(Task details): Lines with "header": state how many there are in the records below, and nothing else.

(Records from a data collection):

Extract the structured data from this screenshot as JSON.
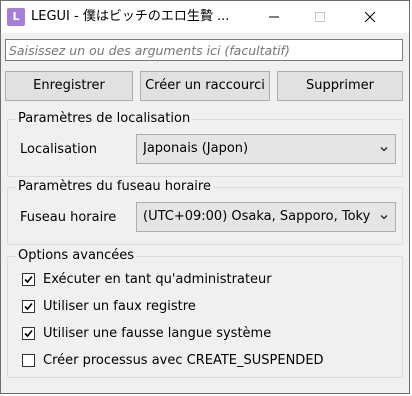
{
  "window": {
    "icon_letter": "L",
    "title": "LEGUI - 僕はビッチのエロ生贄 ..."
  },
  "args": {
    "placeholder": "Saisissez un ou des arguments ici (facultatif)",
    "value": ""
  },
  "buttons": {
    "save": "Enregistrer",
    "shortcut": "Créer un raccourci",
    "delete": "Supprimer"
  },
  "locale_group": {
    "title": "Paramètres de localisation",
    "label": "Localisation",
    "selected": "Japonais (Japon)"
  },
  "timezone_group": {
    "title": "Paramètres du fuseau horaire",
    "label": "Fuseau horaire",
    "selected": "(UTC+09:00) Osaka, Sapporo, Toky"
  },
  "advanced_group": {
    "title": "Options avancées",
    "options": [
      {
        "label": "Exécuter en tant qu'administrateur",
        "checked": true
      },
      {
        "label": "Utiliser un faux registre",
        "checked": true
      },
      {
        "label": "Utiliser une fausse langue système",
        "checked": true
      },
      {
        "label": "Créer processus avec CREATE_SUSPENDED",
        "checked": false
      }
    ]
  }
}
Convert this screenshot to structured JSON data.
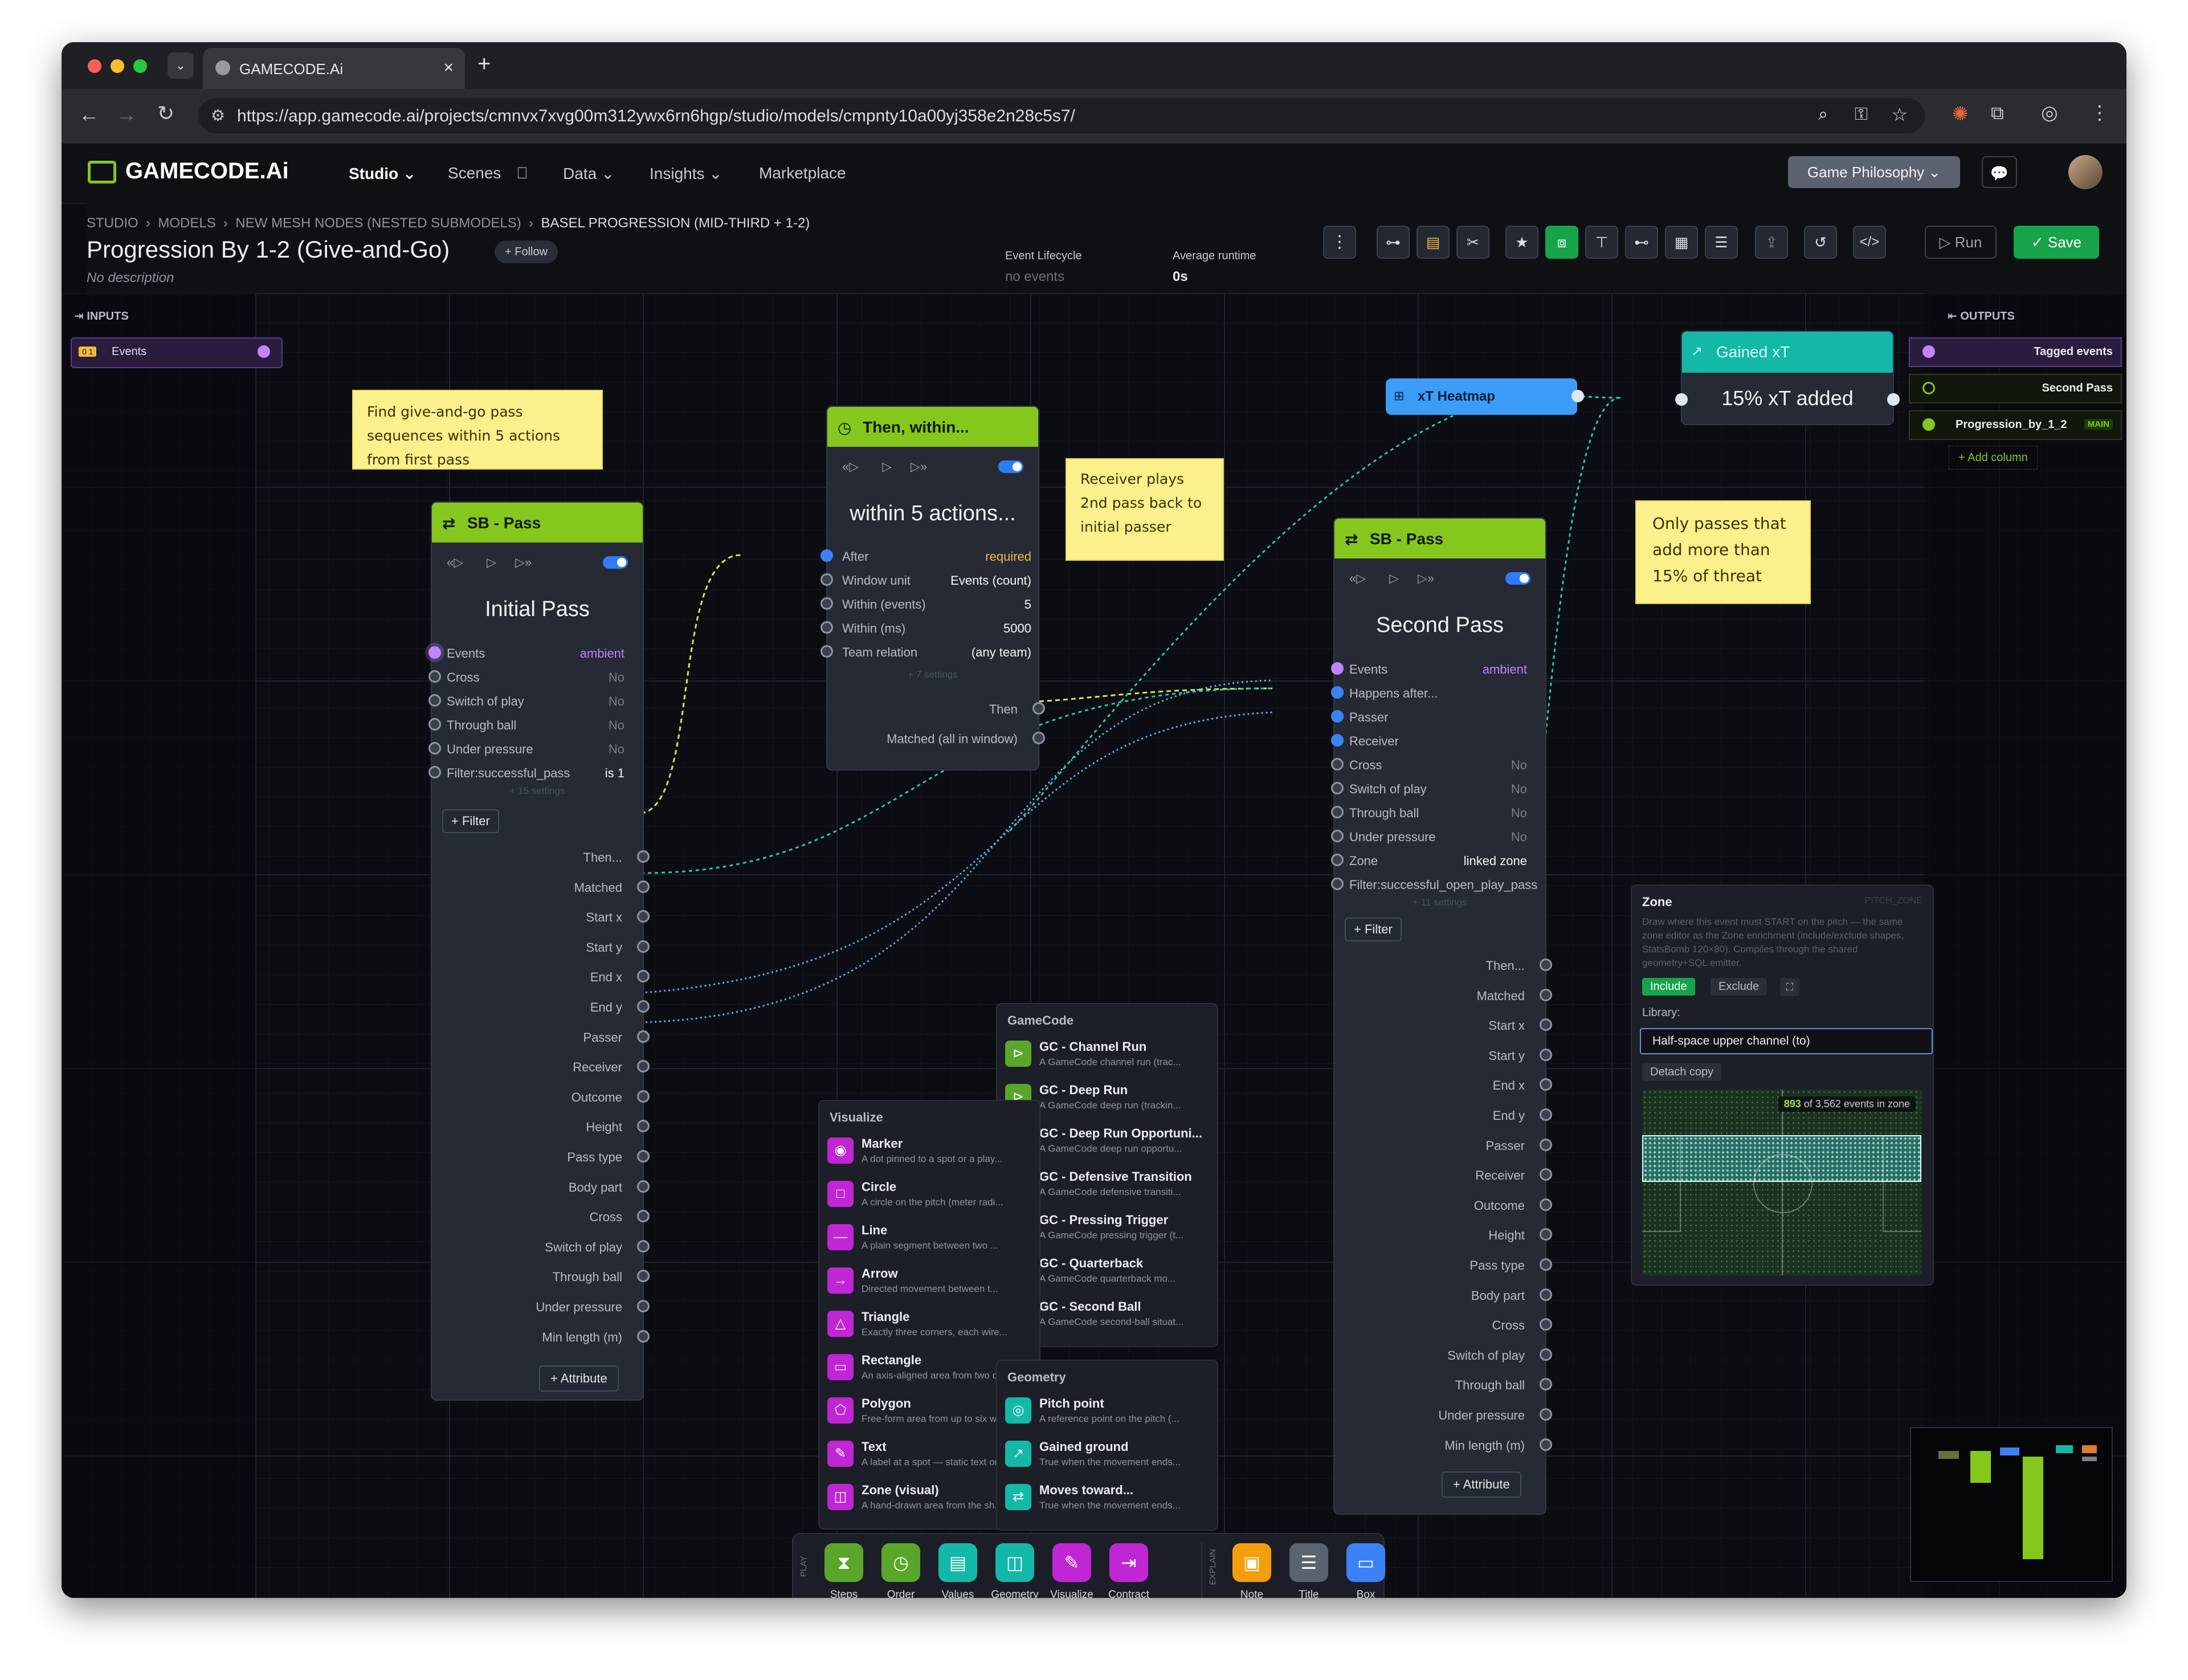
{
  "browser": {
    "tab_title": "GAMECODE.Ai",
    "url": "https://app.gamecode.ai/projects/cmnvx7xvg00m312ywx6rn6hgp/studio/models/cmpnty10a00yj358e2n28c5s7/"
  },
  "app": {
    "logo": "GAMECODE.Ai",
    "nav": [
      "Studio",
      "Scenes",
      "Data",
      "Insights",
      "Marketplace"
    ],
    "philosophy_button": "Game Philosophy"
  },
  "page": {
    "breadcrumb": [
      "STUDIO",
      "MODELS",
      "NEW MESH NODES (NESTED SUBMODELS)",
      "BASEL PROGRESSION (MID-THIRD + 1-2)"
    ],
    "title": "Progression By 1-2 (Give-and-Go)",
    "follow": "+ Follow",
    "description": "No description",
    "event_lifecycle_label": "Event Lifecycle",
    "event_lifecycle_value": "no events",
    "avg_runtime_label": "Average runtime",
    "avg_runtime_value": "0s",
    "run": "Run",
    "save": "Save"
  },
  "inputs": {
    "label": "INPUTS",
    "badge": "0 1",
    "item": "Events"
  },
  "outputs": {
    "label": "OUTPUTS",
    "rows": [
      "Tagged events",
      "Second Pass",
      "Progression_by_1_2"
    ],
    "main_badge": "MAIN",
    "add": "+ Add column"
  },
  "notes": [
    "Find give-and-go pass sequences within 5 actions from first pass",
    "Receiver plays 2nd pass back to initial passer",
    "Only passes that add more than 15% of threat"
  ],
  "node_initial": {
    "header": "SB - Pass",
    "title": "Initial Pass",
    "filters": [
      {
        "label": "Events",
        "value": "ambient"
      },
      {
        "label": "Cross",
        "value": "No"
      },
      {
        "label": "Switch of play",
        "value": "No"
      },
      {
        "label": "Through ball",
        "value": "No"
      },
      {
        "label": "Under pressure",
        "value": "No"
      },
      {
        "label": "Filter:successful_pass",
        "value": "is 1"
      }
    ],
    "more": "+ 15 settings",
    "filter_btn": "+ Filter",
    "outputs": [
      "Then...",
      "Matched",
      "Start x",
      "Start y",
      "End x",
      "End y",
      "Passer",
      "Receiver",
      "Outcome",
      "Height",
      "Pass type",
      "Body part",
      "Cross",
      "Switch of play",
      "Through ball",
      "Under pressure",
      "Min length (m)"
    ],
    "attr_btn": "+ Attribute"
  },
  "node_within": {
    "header": "Then, within...",
    "title": "within 5 actions...",
    "rows": [
      {
        "label": "After",
        "value": "required"
      },
      {
        "label": "Window unit",
        "value": "Events (count)"
      },
      {
        "label": "Within (events)",
        "value": "5"
      },
      {
        "label": "Within (ms)",
        "value": "5000"
      },
      {
        "label": "Team relation",
        "value": "(any team)"
      }
    ],
    "more": "+ 7 settings",
    "outputs": [
      "Then",
      "Matched (all in window)"
    ]
  },
  "node_second": {
    "header": "SB - Pass",
    "title": "Second Pass",
    "filters": [
      {
        "label": "Events",
        "value": "ambient"
      },
      {
        "label": "Happens after...",
        "value": ""
      },
      {
        "label": "Passer",
        "value": ""
      },
      {
        "label": "Receiver",
        "value": ""
      },
      {
        "label": "Cross",
        "value": "No"
      },
      {
        "label": "Switch of play",
        "value": "No"
      },
      {
        "label": "Through ball",
        "value": "No"
      },
      {
        "label": "Under pressure",
        "value": "No"
      },
      {
        "label": "Zone",
        "value": "linked zone"
      },
      {
        "label": "Filter:successful_open_play_pass",
        "value": ""
      }
    ],
    "more": "+ 11 settings",
    "filter_btn": "+ Filter",
    "outputs": [
      "Then...",
      "Matched",
      "Start x",
      "Start y",
      "End x",
      "End y",
      "Passer",
      "Receiver",
      "Outcome",
      "Height",
      "Pass type",
      "Body part",
      "Cross",
      "Switch of play",
      "Through ball",
      "Under pressure",
      "Min length (m)"
    ],
    "attr_btn": "+ Attribute"
  },
  "heatmap_node": {
    "label": "xT Heatmap"
  },
  "xt_node": {
    "header": "Gained xT",
    "value": "15% xT added"
  },
  "zone_panel": {
    "title": "Zone",
    "tag": "PITCH_ZONE",
    "desc": "Draw where this event must START on the pitch — the same zone editor as the Zone enrichment (include/exclude shapes, StatsBomb 120×80). Compiles through the shared geometry+SQL emitter.",
    "include": "Include",
    "exclude": "Exclude",
    "library_label": "Library:",
    "library_value": "Half-space upper channel (to)",
    "detach": "Detach copy",
    "count": "893",
    "count_rest": "of 3,562 events in zone"
  },
  "gamecode_panel": {
    "title": "GameCode",
    "items": [
      {
        "t": "GC - Channel Run",
        "d": "A GameCode channel run (trac..."
      },
      {
        "t": "GC - Deep Run",
        "d": "A GameCode deep run (trackin..."
      },
      {
        "t": "GC - Deep Run Opportuni...",
        "d": "A GameCode deep run opportu..."
      },
      {
        "t": "GC - Defensive Transition",
        "d": "A GameCode defensive transiti..."
      },
      {
        "t": "GC - Pressing Trigger",
        "d": "A GameCode pressing trigger (t..."
      },
      {
        "t": "GC - Quarterback",
        "d": "A GameCode quarterback mo..."
      },
      {
        "t": "GC - Second Ball",
        "d": "A GameCode second-ball situat..."
      }
    ]
  },
  "visualize_panel": {
    "title": "Visualize",
    "items": [
      {
        "t": "Marker",
        "d": "A dot pinned to a spot or a play..."
      },
      {
        "t": "Circle",
        "d": "A circle on the pitch (meter radi..."
      },
      {
        "t": "Line",
        "d": "A plain segment between two ..."
      },
      {
        "t": "Arrow",
        "d": "Directed movement between t..."
      },
      {
        "t": "Triangle",
        "d": "Exactly three corners, each wire..."
      },
      {
        "t": "Rectangle",
        "d": "An axis-aligned area from two o..."
      },
      {
        "t": "Polygon",
        "d": "Free-form area from up to six w..."
      },
      {
        "t": "Text",
        "d": "A label at a spot — static text or ..."
      },
      {
        "t": "Zone (visual)",
        "d": "A hand-drawn area from the sh..."
      }
    ]
  },
  "geometry_panel": {
    "title": "Geometry",
    "items": [
      {
        "t": "Pitch point",
        "d": "A reference point on the pitch (..."
      },
      {
        "t": "Gained ground",
        "d": "True when the movement ends..."
      },
      {
        "t": "Moves toward...",
        "d": "True when the movement ends..."
      }
    ]
  },
  "dock": {
    "play_label": "PLAY",
    "explain_label": "EXPLAIN",
    "play": [
      "Steps",
      "Order",
      "Values",
      "Geometry",
      "Visualize",
      "Contract"
    ],
    "explain": [
      "Note",
      "Title",
      "Box"
    ]
  },
  "colors": {
    "accent_green": "#86c71d",
    "save_green": "#16a34a",
    "teal": "#14b8a6",
    "violet": "#c084fc",
    "note_yellow": "#faf08c"
  }
}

(Exercise answer): 4